**WHAT YOU NEED TO DO:** Among the entries below, count the lines where the string "true" occurs, and give only the number.

**DATA SECTION:**
^^^^

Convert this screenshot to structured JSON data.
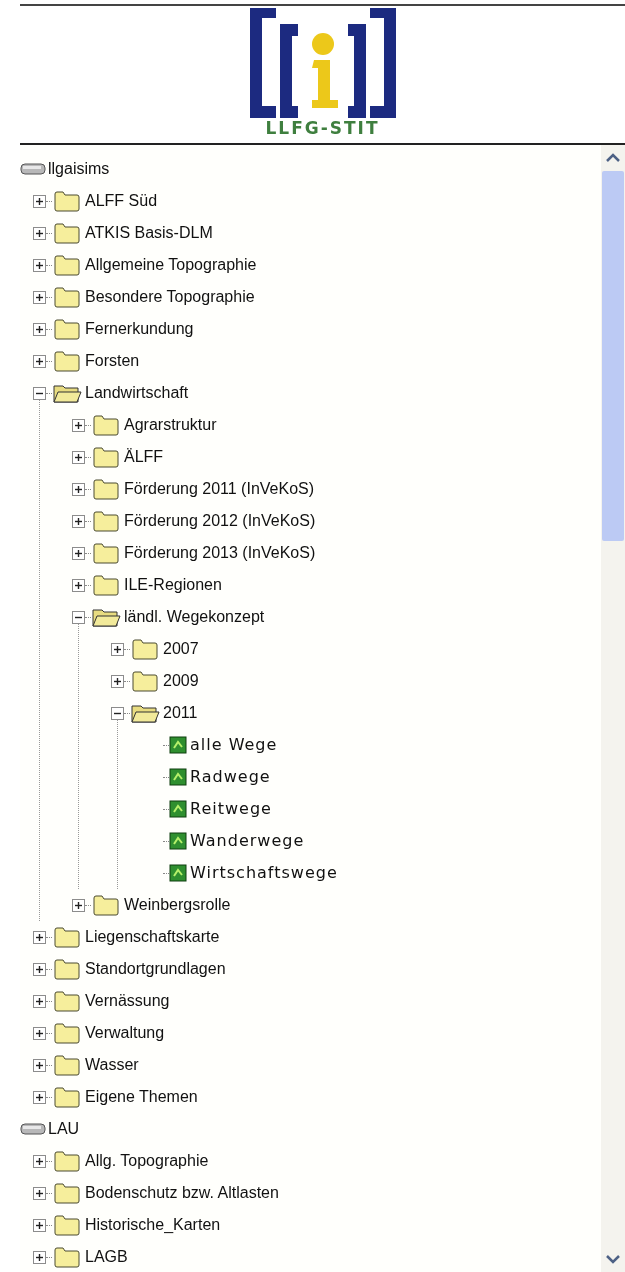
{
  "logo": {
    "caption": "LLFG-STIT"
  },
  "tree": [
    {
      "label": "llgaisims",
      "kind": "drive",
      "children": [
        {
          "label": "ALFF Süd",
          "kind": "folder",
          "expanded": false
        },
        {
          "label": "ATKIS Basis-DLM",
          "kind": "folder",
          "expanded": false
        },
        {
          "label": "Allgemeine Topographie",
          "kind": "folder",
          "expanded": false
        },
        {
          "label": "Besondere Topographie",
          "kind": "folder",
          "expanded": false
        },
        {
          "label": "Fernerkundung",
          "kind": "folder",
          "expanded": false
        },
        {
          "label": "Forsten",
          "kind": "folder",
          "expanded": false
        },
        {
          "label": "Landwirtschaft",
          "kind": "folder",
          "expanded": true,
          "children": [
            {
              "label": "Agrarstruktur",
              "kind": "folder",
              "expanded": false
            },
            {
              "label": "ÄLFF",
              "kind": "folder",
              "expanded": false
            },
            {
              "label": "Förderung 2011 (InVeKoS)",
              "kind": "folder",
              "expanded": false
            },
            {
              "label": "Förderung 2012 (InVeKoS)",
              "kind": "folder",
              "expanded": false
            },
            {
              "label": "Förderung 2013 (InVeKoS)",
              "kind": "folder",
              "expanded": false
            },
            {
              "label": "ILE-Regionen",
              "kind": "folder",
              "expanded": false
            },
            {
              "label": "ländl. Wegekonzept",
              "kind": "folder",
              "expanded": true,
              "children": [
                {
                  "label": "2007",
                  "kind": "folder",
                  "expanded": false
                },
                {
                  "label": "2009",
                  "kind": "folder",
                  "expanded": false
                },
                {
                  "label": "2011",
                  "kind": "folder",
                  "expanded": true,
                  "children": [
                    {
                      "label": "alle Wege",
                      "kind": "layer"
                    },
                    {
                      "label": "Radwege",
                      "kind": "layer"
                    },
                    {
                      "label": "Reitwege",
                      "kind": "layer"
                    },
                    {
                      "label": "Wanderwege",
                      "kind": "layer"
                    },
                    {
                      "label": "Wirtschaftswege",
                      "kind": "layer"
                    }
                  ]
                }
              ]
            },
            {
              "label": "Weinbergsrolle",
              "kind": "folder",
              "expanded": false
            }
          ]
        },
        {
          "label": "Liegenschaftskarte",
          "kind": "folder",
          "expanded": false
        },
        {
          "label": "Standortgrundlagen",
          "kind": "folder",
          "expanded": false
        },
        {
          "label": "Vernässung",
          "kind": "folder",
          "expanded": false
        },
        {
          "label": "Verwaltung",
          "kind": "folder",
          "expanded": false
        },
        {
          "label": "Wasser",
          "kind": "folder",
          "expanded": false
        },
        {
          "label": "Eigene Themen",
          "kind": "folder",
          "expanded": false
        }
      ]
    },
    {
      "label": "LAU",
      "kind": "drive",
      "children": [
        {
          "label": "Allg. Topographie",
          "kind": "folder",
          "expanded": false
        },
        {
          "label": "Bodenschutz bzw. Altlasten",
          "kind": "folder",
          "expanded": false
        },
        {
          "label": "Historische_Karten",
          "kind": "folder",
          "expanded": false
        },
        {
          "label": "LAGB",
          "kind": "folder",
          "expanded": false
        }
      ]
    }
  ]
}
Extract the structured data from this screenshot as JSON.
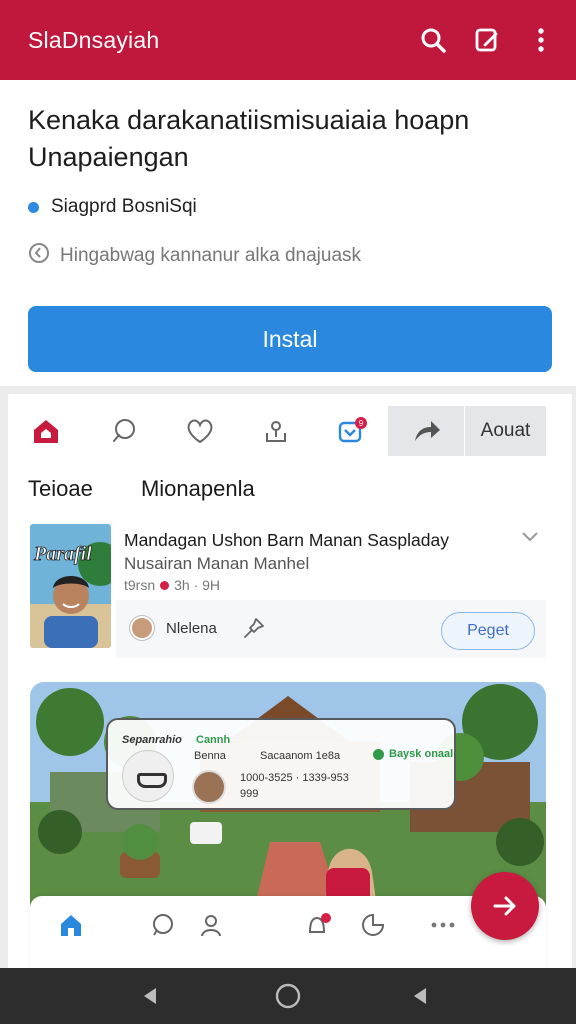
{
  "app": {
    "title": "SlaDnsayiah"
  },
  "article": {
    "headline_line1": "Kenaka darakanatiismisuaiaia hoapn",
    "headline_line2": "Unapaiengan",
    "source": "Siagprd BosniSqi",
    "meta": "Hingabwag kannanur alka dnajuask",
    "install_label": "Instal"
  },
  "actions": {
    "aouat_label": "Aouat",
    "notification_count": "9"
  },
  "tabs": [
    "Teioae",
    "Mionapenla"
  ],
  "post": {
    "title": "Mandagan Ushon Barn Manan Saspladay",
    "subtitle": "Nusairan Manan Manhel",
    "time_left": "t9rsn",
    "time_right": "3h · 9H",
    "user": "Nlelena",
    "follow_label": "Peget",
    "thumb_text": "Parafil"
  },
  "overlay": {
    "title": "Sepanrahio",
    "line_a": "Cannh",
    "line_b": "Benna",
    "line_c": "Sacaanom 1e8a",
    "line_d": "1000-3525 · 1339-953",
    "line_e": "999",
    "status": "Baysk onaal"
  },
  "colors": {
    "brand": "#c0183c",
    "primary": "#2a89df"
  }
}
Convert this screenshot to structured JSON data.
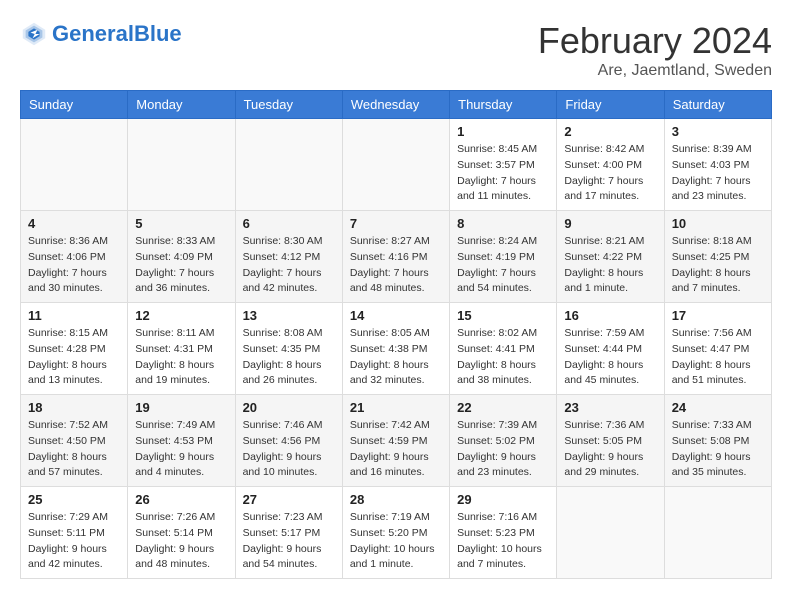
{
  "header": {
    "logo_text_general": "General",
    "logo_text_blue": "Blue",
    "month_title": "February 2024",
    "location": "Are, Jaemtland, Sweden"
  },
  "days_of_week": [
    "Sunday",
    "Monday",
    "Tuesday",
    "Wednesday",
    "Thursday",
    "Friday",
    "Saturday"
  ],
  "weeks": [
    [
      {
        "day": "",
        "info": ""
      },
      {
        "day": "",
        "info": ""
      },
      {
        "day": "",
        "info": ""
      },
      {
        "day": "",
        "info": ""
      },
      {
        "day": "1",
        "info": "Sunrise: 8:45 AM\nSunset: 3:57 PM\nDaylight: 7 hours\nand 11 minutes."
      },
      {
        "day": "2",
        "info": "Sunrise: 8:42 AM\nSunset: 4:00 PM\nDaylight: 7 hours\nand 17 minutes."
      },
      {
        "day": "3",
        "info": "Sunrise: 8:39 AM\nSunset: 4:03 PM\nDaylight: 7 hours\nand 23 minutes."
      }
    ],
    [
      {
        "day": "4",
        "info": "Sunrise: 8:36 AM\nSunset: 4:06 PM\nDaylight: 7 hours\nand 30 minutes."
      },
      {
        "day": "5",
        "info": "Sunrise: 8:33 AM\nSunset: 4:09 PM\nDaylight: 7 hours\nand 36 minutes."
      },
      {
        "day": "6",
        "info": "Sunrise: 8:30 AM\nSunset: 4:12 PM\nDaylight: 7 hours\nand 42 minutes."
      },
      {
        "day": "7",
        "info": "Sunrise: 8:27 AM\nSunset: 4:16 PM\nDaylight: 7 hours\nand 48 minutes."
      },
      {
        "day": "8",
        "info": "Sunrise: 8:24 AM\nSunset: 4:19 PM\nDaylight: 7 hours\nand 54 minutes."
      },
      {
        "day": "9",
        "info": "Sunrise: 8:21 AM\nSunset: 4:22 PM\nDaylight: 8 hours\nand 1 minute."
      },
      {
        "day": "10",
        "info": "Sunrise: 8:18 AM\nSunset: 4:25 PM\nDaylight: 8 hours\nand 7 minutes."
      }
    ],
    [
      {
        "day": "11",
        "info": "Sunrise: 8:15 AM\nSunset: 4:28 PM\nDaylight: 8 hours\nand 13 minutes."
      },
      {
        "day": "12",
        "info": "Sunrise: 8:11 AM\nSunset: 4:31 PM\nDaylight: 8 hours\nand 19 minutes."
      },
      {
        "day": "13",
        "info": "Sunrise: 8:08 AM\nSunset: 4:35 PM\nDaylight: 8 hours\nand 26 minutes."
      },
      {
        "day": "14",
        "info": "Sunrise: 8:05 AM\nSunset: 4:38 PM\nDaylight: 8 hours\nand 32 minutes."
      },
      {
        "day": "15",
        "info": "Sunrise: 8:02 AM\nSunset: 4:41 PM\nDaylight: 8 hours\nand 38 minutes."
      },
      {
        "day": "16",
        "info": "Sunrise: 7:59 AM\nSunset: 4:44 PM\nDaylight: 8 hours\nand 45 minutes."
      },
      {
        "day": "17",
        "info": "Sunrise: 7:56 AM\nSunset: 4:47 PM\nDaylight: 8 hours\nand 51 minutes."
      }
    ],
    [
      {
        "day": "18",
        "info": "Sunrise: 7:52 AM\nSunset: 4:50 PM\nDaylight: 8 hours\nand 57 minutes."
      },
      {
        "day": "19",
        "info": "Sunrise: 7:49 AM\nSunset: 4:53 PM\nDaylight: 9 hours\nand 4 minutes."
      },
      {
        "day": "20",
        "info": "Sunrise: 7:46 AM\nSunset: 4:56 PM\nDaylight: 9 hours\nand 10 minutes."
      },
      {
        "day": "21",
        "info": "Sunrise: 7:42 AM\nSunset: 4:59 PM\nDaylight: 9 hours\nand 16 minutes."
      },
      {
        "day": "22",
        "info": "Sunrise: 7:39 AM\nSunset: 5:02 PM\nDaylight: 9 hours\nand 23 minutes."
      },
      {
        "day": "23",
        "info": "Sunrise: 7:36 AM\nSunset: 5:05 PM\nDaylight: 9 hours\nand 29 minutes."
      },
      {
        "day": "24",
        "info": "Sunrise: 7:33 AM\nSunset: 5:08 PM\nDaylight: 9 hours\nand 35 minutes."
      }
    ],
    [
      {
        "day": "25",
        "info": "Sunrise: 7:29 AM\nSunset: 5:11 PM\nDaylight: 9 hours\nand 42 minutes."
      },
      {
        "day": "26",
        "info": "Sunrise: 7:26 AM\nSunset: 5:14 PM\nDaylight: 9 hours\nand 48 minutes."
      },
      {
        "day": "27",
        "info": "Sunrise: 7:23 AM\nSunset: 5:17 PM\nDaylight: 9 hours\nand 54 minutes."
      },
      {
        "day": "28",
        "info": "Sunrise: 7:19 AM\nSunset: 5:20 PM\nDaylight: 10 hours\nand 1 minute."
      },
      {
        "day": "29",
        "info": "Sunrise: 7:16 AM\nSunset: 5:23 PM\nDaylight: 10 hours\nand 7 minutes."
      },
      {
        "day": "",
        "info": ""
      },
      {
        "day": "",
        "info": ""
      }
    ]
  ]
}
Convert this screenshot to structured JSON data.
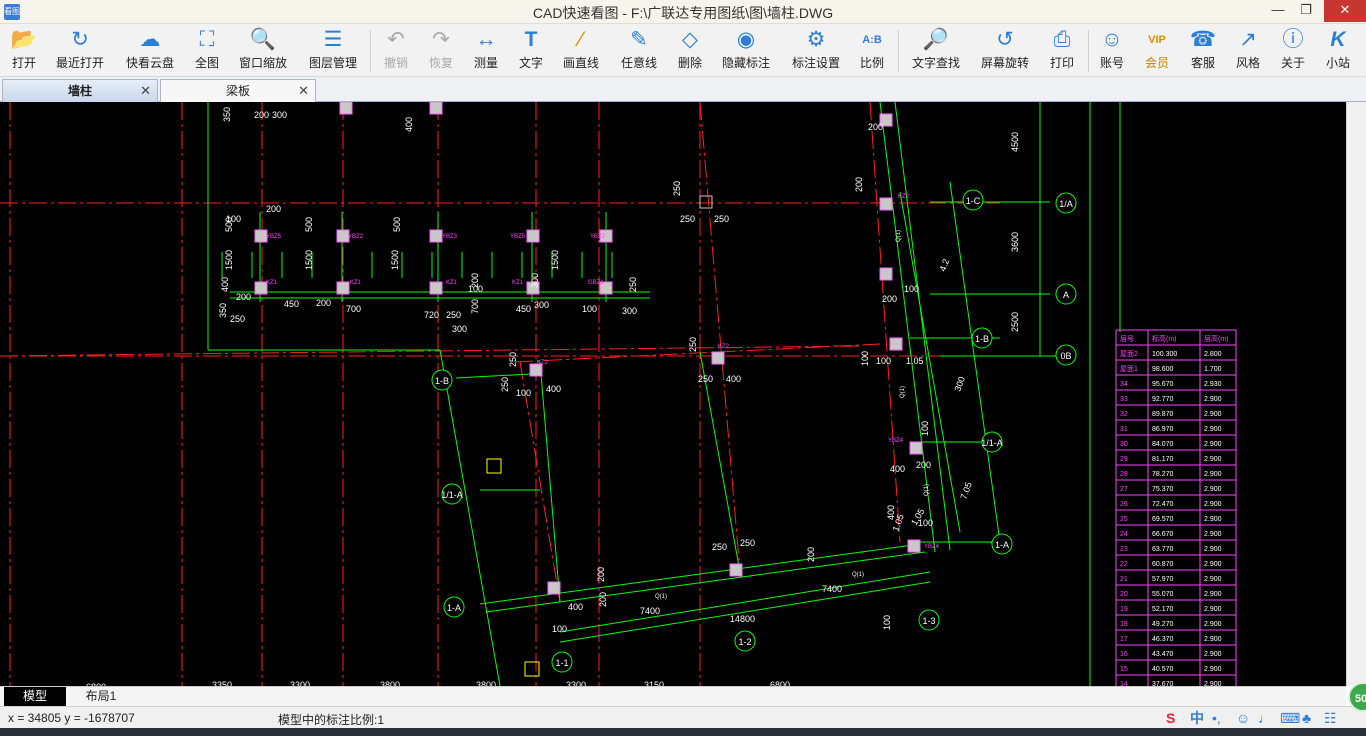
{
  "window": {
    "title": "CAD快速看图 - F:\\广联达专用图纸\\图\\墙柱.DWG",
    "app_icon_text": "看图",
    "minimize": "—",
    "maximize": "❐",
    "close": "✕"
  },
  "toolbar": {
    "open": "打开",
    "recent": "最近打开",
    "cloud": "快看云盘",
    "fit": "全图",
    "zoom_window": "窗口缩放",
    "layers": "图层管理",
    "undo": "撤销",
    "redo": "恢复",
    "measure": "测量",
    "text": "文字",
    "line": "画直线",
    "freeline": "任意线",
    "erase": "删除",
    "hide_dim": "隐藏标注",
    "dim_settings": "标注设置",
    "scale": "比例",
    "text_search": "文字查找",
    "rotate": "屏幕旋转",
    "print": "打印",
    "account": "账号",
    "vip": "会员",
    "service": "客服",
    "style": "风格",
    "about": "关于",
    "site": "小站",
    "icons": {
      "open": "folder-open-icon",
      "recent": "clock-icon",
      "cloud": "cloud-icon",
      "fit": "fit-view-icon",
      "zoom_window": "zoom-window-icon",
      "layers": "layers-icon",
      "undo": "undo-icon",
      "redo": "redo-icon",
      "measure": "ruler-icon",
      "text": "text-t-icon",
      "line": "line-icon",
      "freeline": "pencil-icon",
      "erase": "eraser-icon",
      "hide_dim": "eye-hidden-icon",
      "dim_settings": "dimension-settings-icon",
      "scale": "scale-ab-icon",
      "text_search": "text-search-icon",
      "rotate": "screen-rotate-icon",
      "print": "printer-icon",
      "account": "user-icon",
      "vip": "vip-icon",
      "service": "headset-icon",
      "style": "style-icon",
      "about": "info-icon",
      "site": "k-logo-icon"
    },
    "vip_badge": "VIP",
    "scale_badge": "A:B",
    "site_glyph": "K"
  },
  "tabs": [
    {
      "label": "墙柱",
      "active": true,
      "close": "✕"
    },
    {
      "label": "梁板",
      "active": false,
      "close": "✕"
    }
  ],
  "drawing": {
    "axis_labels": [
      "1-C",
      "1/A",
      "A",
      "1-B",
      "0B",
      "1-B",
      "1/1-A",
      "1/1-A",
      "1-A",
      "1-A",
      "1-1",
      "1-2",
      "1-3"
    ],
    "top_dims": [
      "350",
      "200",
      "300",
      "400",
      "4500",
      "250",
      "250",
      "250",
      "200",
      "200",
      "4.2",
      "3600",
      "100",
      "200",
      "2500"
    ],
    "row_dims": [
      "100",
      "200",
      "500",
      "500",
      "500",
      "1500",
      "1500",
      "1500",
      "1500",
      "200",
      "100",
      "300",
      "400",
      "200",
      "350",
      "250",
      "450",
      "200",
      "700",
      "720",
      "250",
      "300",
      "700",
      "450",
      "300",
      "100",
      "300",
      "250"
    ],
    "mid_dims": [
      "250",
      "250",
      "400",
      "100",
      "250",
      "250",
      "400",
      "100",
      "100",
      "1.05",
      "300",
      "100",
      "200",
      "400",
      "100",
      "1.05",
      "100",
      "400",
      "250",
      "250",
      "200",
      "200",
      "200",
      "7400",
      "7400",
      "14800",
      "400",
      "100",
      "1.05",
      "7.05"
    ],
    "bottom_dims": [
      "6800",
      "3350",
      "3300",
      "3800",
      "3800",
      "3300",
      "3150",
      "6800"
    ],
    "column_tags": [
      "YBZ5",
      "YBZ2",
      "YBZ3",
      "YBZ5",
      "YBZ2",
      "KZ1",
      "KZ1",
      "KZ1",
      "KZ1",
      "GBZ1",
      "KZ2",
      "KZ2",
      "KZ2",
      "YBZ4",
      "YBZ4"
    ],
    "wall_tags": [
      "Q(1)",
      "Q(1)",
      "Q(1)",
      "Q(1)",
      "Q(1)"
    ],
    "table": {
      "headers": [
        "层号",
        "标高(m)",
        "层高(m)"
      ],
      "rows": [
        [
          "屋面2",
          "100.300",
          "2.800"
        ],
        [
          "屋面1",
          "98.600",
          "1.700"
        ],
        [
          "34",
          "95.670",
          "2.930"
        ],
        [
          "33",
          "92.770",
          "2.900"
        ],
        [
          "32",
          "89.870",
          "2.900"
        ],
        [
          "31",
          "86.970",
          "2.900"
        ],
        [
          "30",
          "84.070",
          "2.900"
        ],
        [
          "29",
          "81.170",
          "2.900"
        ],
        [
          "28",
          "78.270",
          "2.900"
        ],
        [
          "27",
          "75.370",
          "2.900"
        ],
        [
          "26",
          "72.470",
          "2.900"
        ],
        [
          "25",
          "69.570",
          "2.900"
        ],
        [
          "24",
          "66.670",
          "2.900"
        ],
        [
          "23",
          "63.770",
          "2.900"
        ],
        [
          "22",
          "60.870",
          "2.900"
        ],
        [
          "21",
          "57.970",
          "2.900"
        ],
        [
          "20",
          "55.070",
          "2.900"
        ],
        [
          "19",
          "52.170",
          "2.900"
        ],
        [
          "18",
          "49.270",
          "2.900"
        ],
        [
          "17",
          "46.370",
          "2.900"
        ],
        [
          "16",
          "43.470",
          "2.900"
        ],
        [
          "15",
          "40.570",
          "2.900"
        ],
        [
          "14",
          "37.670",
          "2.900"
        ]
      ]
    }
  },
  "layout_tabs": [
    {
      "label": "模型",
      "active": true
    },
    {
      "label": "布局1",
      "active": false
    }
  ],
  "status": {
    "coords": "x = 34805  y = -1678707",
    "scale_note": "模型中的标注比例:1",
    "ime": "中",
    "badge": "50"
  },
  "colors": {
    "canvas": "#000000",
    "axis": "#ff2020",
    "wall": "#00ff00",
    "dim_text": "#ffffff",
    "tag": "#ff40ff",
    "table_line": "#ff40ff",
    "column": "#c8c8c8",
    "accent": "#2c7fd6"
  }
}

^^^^

**REPLY:** 5